Companies that rely on online transactions cannot afford server breakdowns, which is why they seek ways to ensure their data remains safe even if the server fails. One method they utilize is failover clustering. Failover clustering is a technology that operates on a group of computer servers to provide high availability or continuous availability for server applications. This means that if one server fails, another one will take over the workload seamlessly. Many major server programs, such as Microsoft Exchange and SQL Server, rely on failover clustering for protection.
Failover clustering can be implemented using physical servers or virtual machines, depending on the specific requirements of the server application. A cluster consists of two or more nodes that exchange data and software through physical cables or a secure network. Clustering technology can be used for load balancing, storage, and concurrent or parallel computing.

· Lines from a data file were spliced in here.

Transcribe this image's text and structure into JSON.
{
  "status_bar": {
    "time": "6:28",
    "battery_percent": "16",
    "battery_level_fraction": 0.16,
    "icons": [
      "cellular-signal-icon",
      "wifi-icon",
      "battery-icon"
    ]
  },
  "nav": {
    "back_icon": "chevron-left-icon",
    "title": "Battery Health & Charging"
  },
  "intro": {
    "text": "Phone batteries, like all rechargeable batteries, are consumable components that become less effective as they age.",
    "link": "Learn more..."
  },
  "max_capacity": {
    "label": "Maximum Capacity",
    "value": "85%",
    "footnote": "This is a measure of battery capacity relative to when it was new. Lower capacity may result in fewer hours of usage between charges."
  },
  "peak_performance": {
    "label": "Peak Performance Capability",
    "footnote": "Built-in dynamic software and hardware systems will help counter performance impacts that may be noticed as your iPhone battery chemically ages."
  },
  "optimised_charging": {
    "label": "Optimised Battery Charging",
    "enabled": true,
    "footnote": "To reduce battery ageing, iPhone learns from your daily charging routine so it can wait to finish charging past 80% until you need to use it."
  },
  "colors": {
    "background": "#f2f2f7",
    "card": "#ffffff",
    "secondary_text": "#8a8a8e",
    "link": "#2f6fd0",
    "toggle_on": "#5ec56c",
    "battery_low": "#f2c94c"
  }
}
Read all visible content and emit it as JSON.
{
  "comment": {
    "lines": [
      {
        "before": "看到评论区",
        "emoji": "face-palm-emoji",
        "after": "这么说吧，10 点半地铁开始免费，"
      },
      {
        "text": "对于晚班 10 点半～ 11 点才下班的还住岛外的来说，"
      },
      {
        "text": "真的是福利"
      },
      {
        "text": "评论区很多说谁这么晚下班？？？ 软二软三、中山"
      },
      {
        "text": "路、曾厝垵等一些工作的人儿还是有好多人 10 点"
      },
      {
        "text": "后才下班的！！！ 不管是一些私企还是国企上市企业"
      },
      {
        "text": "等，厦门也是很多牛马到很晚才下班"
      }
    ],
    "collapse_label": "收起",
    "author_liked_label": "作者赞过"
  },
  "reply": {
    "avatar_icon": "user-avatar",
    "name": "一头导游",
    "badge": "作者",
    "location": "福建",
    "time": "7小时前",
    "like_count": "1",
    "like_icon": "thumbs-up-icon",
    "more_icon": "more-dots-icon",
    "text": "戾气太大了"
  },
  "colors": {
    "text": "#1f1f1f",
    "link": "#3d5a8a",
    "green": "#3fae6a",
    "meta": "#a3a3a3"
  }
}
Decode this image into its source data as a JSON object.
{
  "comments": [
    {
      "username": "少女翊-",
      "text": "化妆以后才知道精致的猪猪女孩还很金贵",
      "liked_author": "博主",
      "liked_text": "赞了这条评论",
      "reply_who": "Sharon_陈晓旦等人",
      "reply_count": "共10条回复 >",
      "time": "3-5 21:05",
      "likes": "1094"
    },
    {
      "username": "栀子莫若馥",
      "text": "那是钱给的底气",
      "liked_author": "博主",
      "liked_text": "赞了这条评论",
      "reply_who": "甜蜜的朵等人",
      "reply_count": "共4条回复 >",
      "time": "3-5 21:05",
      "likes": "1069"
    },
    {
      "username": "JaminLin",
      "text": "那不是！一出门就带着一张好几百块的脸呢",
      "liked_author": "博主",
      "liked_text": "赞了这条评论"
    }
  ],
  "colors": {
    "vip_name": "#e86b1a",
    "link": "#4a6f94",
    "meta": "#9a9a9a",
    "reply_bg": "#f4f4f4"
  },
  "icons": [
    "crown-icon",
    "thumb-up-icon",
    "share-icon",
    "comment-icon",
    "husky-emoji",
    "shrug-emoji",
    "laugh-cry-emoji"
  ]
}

Failover clusters are designed to provide continuous availability or high availability for applications and services. Continuous availability clusters allow end-users to continue using applications and services even if a server fails, with minimal interruption. High availability clusters may cause a brief interruption in service, but the system can recover quickly without data loss.
Failover clustering is important because it allows companies to repair inactive nodes without shutting down their databases, avoiding downtime concerns. It also automates data recovery in the event of a failure, reducing reliance on IT staff and enabling quick server recovery. Failover clustering ensures excellent SQL cluster availability with minimal downtime, preserving the function of the database even in the event of hardware breakdown.
Failover clustering works through two fundamental processes: high availability and continuous availability. High availability clusters aim for 99.999% availability, while continuous availability clusters strive for 100% availability. High availability clusters consist of independent computers that share resources and data, with at least one active node and one passive node. Continuous availability clusters involve multiple computers that share a single copy of a computer’s operating system, providing redundancy and fault tolerance.
Failover clustering offers scalability, stability, and real-time monitoring. It allows organizations to easily scale by adding new clusters as needed and ensures service continuity even if some clusters fail. Cluster shared volume (CSV) provides a consistent and distributed namespace for nodes to work with shared storage, enabling uninterrupted server application performance.
There are different types of failover clusters, including VMware failover clusters, Windows server failover clusters (WSFC), SQL server clusters, and Red Hat Linux clusters. Each cluster solution caters to specific operating systems and offers unique features and benefits.
In conclusion, failover clustering is a crucial technology for companies that need online transactions. It ensures high availability and continuous availability for server applications, allowing businesses to minimize downtime and protect their data in the event of server failures.